■ **TASK STATEMENT**:
Whenever the word "name" shows up in a line of the data, copy that line.

BEGIN RECORDED DATA

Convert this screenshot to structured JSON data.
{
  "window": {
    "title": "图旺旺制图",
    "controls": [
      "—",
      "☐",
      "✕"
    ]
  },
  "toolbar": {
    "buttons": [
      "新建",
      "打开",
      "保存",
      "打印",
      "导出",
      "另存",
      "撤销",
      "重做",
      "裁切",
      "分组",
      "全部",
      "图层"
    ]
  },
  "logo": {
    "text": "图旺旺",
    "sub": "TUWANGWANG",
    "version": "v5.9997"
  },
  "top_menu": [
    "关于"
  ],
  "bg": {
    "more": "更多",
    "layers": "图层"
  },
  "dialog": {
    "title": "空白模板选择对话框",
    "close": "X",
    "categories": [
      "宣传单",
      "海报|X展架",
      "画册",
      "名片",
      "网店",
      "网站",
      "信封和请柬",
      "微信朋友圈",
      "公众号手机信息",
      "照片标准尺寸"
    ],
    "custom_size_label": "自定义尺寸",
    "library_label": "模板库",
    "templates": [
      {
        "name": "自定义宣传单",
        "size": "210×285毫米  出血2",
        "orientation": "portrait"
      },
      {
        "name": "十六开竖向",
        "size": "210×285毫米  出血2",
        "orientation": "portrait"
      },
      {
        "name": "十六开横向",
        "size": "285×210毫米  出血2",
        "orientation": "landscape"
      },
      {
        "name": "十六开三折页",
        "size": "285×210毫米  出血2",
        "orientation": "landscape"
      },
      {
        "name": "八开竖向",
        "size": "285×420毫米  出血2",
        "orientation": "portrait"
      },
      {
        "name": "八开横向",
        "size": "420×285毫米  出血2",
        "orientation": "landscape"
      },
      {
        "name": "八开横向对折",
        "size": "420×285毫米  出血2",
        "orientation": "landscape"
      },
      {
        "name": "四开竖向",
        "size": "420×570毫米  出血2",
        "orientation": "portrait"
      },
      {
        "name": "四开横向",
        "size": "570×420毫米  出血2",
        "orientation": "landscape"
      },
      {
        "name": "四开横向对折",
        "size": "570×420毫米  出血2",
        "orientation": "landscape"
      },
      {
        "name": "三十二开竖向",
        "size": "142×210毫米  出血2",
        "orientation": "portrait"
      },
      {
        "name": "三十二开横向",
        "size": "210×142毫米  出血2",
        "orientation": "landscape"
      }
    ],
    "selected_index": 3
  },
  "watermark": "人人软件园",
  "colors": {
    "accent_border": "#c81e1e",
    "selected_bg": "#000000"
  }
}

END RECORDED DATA

■ **RESPONSE BELOW**:
        "name": "自定义宣传单",
        "name": "十六开竖向",
        "name": "十六开横向",
        "name": "十六开三折页",
        "name": "八开竖向",
        "name": "八开横向",
        "name": "八开横向对折",
        "name": "四开竖向",
        "name": "四开横向",
        "name": "四开横向对折",
        "name": "三十二开竖向",
        "name": "三十二开横向",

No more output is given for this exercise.